Lessons Learned from a Lesson on the Freedom of Speech

Like many, I have been thinking a lot about freedom of speech lately. My purpose in this post is not to comment on that freedom. I have always been a strong advocate for free speech, but speech and actions are not the same.  

These events have brought me back to my high school days. I know how faulty memories are, but the episode I recall is my “Western Civilizations” teacher during my freshman year. (That is the teacher who organized the class trip to Washington, DC in the spring.) She was discussing the quote attributed to Voltaire, “I disapprove of what you say, but I will defend to the death your right to say it.” 

I remember hearing that and thinking, “yeah, that makes sense… this guy really believes in the freedom of speech.” What I recall from that episode, however, was the teacher’s response. She became quite agitated that we were not sufficiently energetic with our responses. I recall, she began curtly asking individuals what the quote meant and if we did not use the language she preferred, we were told to answer again until we used the preferred language. 

That was before I decided to become a teacher (a decisions I made before my senior year in high school), but I remember thinking, “this is crummy teaching… what is she trying to accomplish?” 

I have no idea what my classmates were thinking or doing, and I have no idea if they made a connection with the idea in the way I did. I am not even sure my version of the lesson is accurate, but I do see some lessons for teachers. 
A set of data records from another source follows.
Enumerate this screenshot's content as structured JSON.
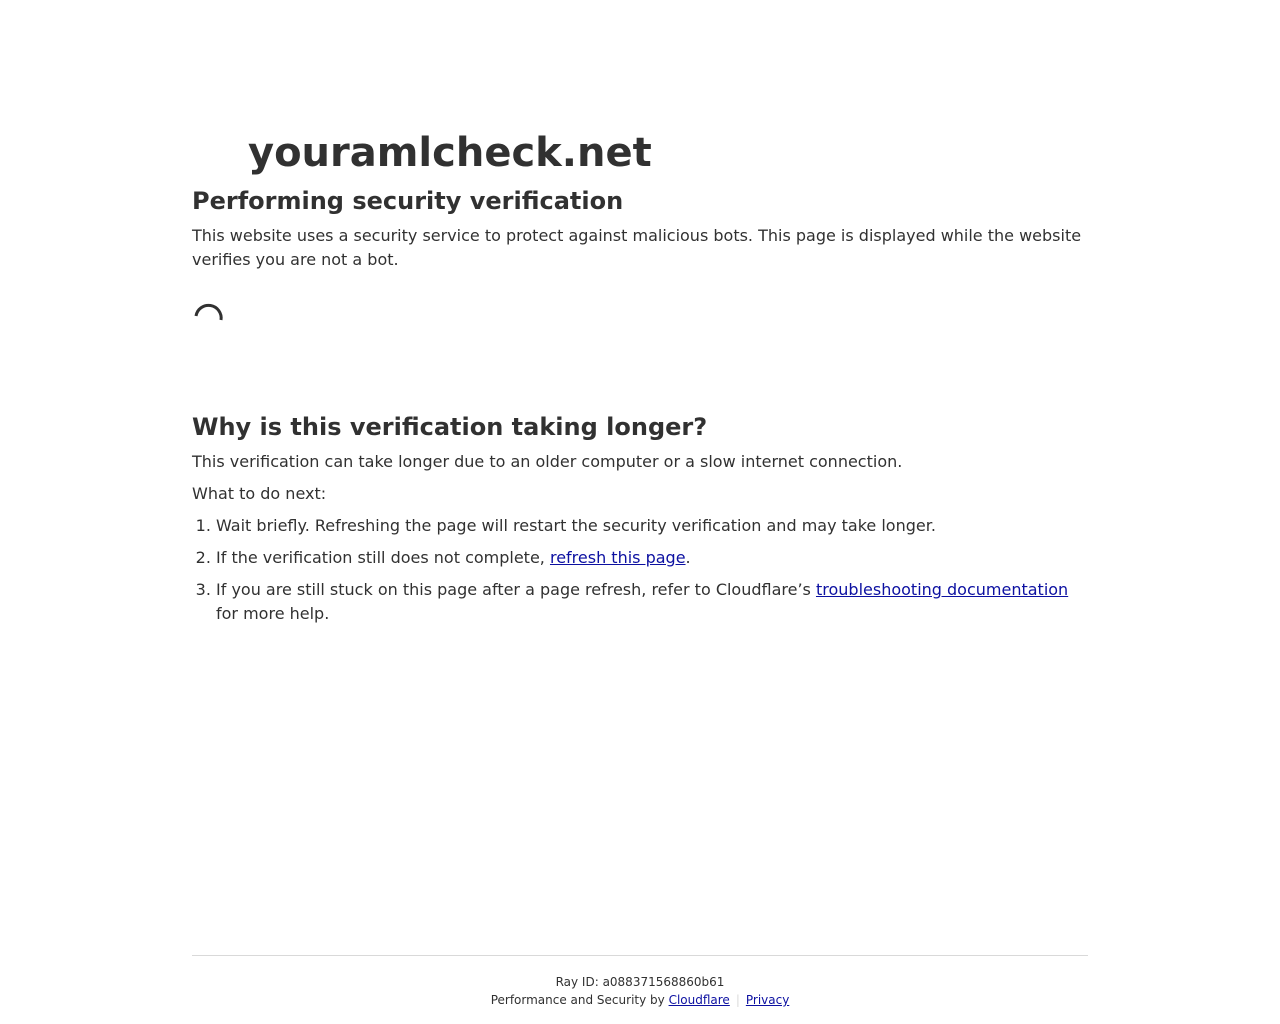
{
  "site": {
    "title": "youramlcheck.net"
  },
  "verification": {
    "heading": "Performing security verification",
    "description": "This website uses a security service to protect against malicious bots. This page is displayed while the website verifies you are not a bot."
  },
  "spinner": {
    "icon": "loading-spinner-icon"
  },
  "why": {
    "heading": "Why is this verification taking longer?",
    "older": "This verification can take longer due to an older computer or a slow internet connection.",
    "next": "What to do next:",
    "steps": [
      {
        "text": "Wait briefly. Refreshing the page will restart the security verification and may take longer."
      },
      {
        "before": "If the verification still does not complete, ",
        "link": "refresh this page",
        "after": "."
      },
      {
        "before": "If you are still stuck on this page after a page refresh, refer to Cloudflare’s ",
        "link": "troubleshooting documentation",
        "after": " for more help."
      }
    ]
  },
  "footer": {
    "ray_label": "Ray ID: ",
    "ray_id": "a088371568860b61",
    "perf_text": "Performance and Security by ",
    "cloudflare_link": "Cloudflare",
    "separator": "|",
    "privacy_link": "Privacy"
  },
  "colors": {
    "text": "#313131",
    "link": "#0c10a1",
    "divider": "#d9d9d9",
    "background": "#ffffff"
  }
}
  1. Do not misjudge student’s reactions. Students may be engaged with your lessons. They may be making a connection… one they even blog about 40 years later… but it may not be obvious. 
  1. If students are not reacting in the manner you think they should, engage with them. What are they thinking? Why are they thinking it? (I think the teacher lost a chance to learn one of here students made a deep connection with Voltaire’s myth and a foundational idea of our society, but she made me recite the preferred answer just as a few others had.) 
  1. Do not confuse behaviors with learning. My classmates and I were parroting, but I am not sure we were learning. I learned the point of her lesson, but then I learned much about her and what is good teaching… those were probably not in her objectives (this was decades before those were a thing), but it is what I learned. 
  1. Do not react with indignation when students are not showing the proper (from your perspective) deference to your lessons. If they do not see them as relevant or important, it is your job to demonstrate it. Anger and insistence has no place in teaching.